My Lords, I certainly echo the noble Lord’s kind words about our ambassador in Geneva. While in some ways this was a bad day for UN human rights, it was a pretty good day for British diplomacy, as Britain was a leader not only of the walkout but of the walk-back to ensure that there was an agreement at the end of the meeting that was positive and which excluded the references to Israel that had marred the first conference five years earlier. There is no call for a further follow-up conference. Therefore, we hope that this exercise has come to an end under its own momentum.

My Lords, would the Minister agree that, although President Ahmadinejad’s views are wholly obnoxious on these matters, at least four weeks ago he apparently said in a speech that if the Palestinians were to continue to accept a two-state solution, the Iranian Government would back that 100 per cent? What is the reaction of the British Government to that particular comment?

My Lords, it is relief that the President of Iran occasionally says something sensible. However, I do not think that it has led us to any fundamental reassessment of his judgment on international affairs at large.

My Lords, would the Minister agree that, far from learning very much from the wild ravings of the Iranian President, the Human Rights Council seemed to have wandered into a further area when it addressed the Sri Lanka issue? The Tamil Tigers may have adopted atrocious methods in the past, but there is no doubt that an appalling massacre has taken place; yet the council seems to be completely blind to it. Would the Minister like to comment on that?
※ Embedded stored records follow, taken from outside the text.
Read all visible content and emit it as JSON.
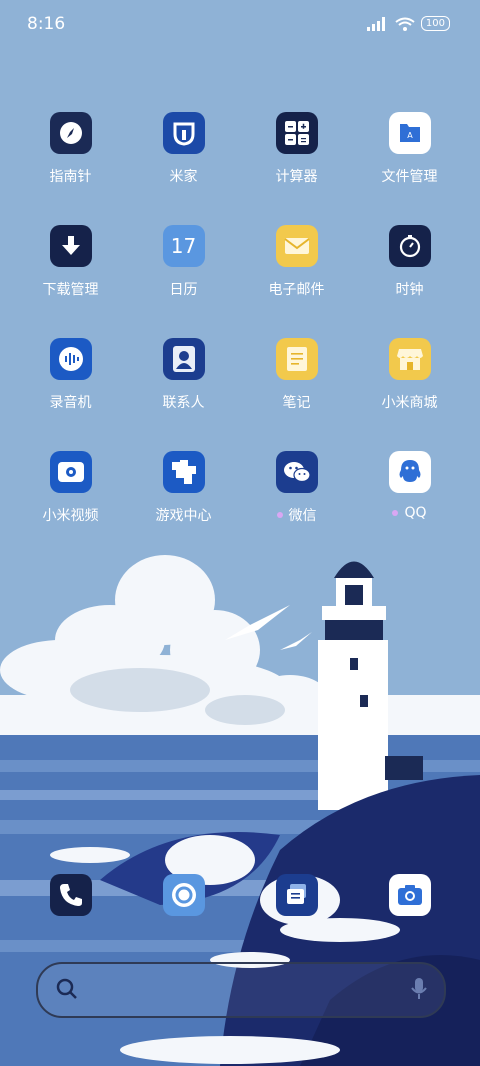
{
  "status_bar": {
    "time": "8:16",
    "battery": "100",
    "signal": "signal-icon",
    "wifi": "wifi-icon"
  },
  "apps": [
    {
      "label": "指南针",
      "icon": "compass-icon",
      "bg": "#1b2a55",
      "dot": false
    },
    {
      "label": "米家",
      "icon": "mijia-icon",
      "bg": "#1c4aa8",
      "dot": false
    },
    {
      "label": "计算器",
      "icon": "calculator-icon",
      "bg": "#15224a",
      "dot": false
    },
    {
      "label": "文件管理",
      "icon": "file-manager-icon",
      "bg": "#ffffff",
      "dot": false
    },
    {
      "label": "下载管理",
      "icon": "download-icon",
      "bg": "#15224a",
      "dot": false
    },
    {
      "label": "日历",
      "icon": "calendar-icon",
      "bg": "#5a97e0",
      "dot": false,
      "badge": "17"
    },
    {
      "label": "电子邮件",
      "icon": "mail-icon",
      "bg": "#f2c94c",
      "dot": false
    },
    {
      "label": "时钟",
      "icon": "clock-icon",
      "bg": "#15224a",
      "dot": false
    },
    {
      "label": "录音机",
      "icon": "recorder-icon",
      "bg": "#1c5ac4",
      "dot": false
    },
    {
      "label": "联系人",
      "icon": "contacts-icon",
      "bg": "#1c3d8f",
      "dot": false
    },
    {
      "label": "笔记",
      "icon": "notes-icon",
      "bg": "#f2c94c",
      "dot": false
    },
    {
      "label": "小米商城",
      "icon": "store-icon",
      "bg": "#f2c94c",
      "dot": false
    },
    {
      "label": "小米视频",
      "icon": "video-icon",
      "bg": "#1c5ac4",
      "dot": false
    },
    {
      "label": "游戏中心",
      "icon": "game-center-icon",
      "bg": "#1c5ac4",
      "dot": false
    },
    {
      "label": "微信",
      "icon": "wechat-icon",
      "bg": "#1c3d8f",
      "dot": true
    },
    {
      "label": "QQ",
      "icon": "qq-icon",
      "bg": "#ffffff",
      "dot": true
    }
  ],
  "dock": [
    {
      "name": "phone",
      "icon": "phone-icon",
      "bg": "#15224a"
    },
    {
      "name": "browser",
      "icon": "browser-icon",
      "bg": "#5a97e0"
    },
    {
      "name": "messages",
      "icon": "messages-icon",
      "bg": "#1c3d8f"
    },
    {
      "name": "camera",
      "icon": "camera-icon",
      "bg": "#ffffff"
    }
  ],
  "search_bar": {
    "search_icon": "search-icon",
    "mic_icon": "microphone-icon"
  },
  "colors": {
    "sky": "#8fb2d6",
    "sea": "#4f78b8",
    "rock": "#1b2a6b",
    "cloud": "#f4f7fb"
  }
}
My Lords, the UK was one of those who pushed very hard for the special meeting of the Human Rights Council. We were deeply disappointed by the unbalanced result. The issue mentioned by the noble Lord of the Tamil Tigers’ terrorist past won the argument for many countries. It is an enormous pity that it could not balance this and, particularly, acknowledge fully that serious war crimes were almost certainly committed, and that the international community and peace in Sri Lanka will be served only by getting to the bottom of it.

My Lords, does the Minister agree that one lesson to be learnt from this incident is that Her Majesty’s Government, and, indeed, the international community, should make a robust, effective and balanced response to all violations of international law and of human rights, whether in Iran, Sri Lanka, Zimbabwe, Gaza or the Palestinian Occupied Territories?

My Lords, the noble Lord makes a very important point. There is no doubt that, as Sri Lanka was debated in the corridors of the Human Rights Council last week, the back story was of double standards and the need for all countries, whatever their position on this, to show a universal approach across the situations that the noble Lord mentioned.

My Lords, several delegations, even the majority, sat in their seats during the raving of the Iranian ambassador. What do the Government propose to do about that?

My Lords, the noble Lord will understand if I tell him that, ultimately, whether delegations stay in their seats, or are prised from them and leave, is a matter for them, their consciences and their national policy. We were very pleased that we walked out, and that the rest of Europe walked out with us, but we felt that it was equally important to come back, because we must retain universal forums like this where even someone as abhorrent as President Ahmadinejad has the right to be heard.

My Lords, does the Minister agree that it is not too soon to start thinking about the review of the Human Rights Council’s operations, to be undertaken in 2011? We should start to talk to a wide range of countries around the world about how the council could perform better, as it is performing so lamentably badly at the moment.

My Lords, I notice that the noble Lord has already contributed to that process in a recent editorial piece. He is absolutely right: the Human Rights Council is performing well below our hopes, but I have to put it in the broader context of something of a global crisis in human rights. I am afraid to say that double standards and the shifting in power between the West and other parts of the world have put many of the gains that we took for granted in human rights—whether they cover the rights of women or the so-called doctrine of the responsibility to protect—in crisis across many of these areas.